REQUIRED ACTION: Copy down all of the data underneath, exactly as shown.

Dataset rows describing interfaces:

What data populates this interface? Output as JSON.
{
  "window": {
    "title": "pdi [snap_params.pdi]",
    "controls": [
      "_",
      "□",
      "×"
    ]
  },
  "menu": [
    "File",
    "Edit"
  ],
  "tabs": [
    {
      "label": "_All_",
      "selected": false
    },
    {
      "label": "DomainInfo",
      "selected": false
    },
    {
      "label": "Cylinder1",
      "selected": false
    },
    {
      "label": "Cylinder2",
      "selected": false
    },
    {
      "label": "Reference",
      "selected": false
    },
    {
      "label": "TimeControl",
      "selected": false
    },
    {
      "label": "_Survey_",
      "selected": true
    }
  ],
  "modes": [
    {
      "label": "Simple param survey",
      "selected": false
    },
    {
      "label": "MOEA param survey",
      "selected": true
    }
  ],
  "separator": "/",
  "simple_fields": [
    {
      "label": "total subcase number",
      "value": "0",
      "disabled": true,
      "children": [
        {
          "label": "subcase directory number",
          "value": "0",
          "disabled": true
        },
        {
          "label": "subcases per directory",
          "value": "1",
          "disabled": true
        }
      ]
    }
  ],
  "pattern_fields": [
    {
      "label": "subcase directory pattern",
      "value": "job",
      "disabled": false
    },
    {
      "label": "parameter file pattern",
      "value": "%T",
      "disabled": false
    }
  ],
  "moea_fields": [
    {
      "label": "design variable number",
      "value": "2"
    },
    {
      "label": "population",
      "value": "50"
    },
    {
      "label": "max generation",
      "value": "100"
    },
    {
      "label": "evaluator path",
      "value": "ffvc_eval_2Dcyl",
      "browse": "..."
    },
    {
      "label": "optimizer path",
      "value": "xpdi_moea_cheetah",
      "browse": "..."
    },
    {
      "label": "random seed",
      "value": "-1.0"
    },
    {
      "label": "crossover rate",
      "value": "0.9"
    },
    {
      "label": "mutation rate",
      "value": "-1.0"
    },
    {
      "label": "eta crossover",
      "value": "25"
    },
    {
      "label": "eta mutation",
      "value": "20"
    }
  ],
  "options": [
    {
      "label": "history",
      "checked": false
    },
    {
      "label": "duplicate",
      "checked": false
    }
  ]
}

WORKED SOLUTION:
What data populates this interface? Output as JSON.
{
  "window": {
    "title": "pdi [snap_params.pdi]",
    "controls": [
      "_",
      "□",
      "×"
    ]
  },
  "menu": [
    "File",
    "Edit"
  ],
  "tabs": [
    {
      "label": "_All_",
      "selected": false
    },
    {
      "label": "DomainInfo",
      "selected": false
    },
    {
      "label": "Cylinder1",
      "selected": false
    },
    {
      "label": "Cylinder2",
      "selected": false
    },
    {
      "label": "Reference",
      "selected": false
    },
    {
      "label": "TimeControl",
      "selected": false
    },
    {
      "label": "_Survey_",
      "selected": true
    }
  ],
  "modes": [
    {
      "label": "Simple param survey",
      "selected": false
    },
    {
      "label": "MOEA param survey",
      "selected": true
    }
  ],
  "separator": "/",
  "simple_fields": [
    {
      "label": "total subcase number",
      "value": "0",
      "disabled": true,
      "children": [
        {
          "label": "subcase directory number",
          "value": "0",
          "disabled": true
        },
        {
          "label": "subcases per directory",
          "value": "1",
          "disabled": true
        }
      ]
    }
  ],
  "pattern_fields": [
    {
      "label": "subcase directory pattern",
      "value": "job",
      "disabled": false
    },
    {
      "label": "parameter file pattern",
      "value": "%T",
      "disabled": false
    }
  ],
  "moea_fields": [
    {
      "label": "design variable number",
      "value": "2"
    },
    {
      "label": "population",
      "value": "50"
    },
    {
      "label": "max generation",
      "value": "100"
    },
    {
      "label": "evaluator path",
      "value": "ffvc_eval_2Dcyl",
      "browse": "..."
    },
    {
      "label": "optimizer path",
      "value": "xpdi_moea_cheetah",
      "browse": "..."
    },
    {
      "label": "random seed",
      "value": "-1.0"
    },
    {
      "label": "crossover rate",
      "value": "0.9"
    },
    {
      "label": "mutation rate",
      "value": "-1.0"
    },
    {
      "label": "eta crossover",
      "value": "25"
    },
    {
      "label": "eta mutation",
      "value": "20"
    }
  ],
  "options": [
    {
      "label": "history",
      "checked": false
    },
    {
      "label": "duplicate",
      "checked": false
    }
  ]
}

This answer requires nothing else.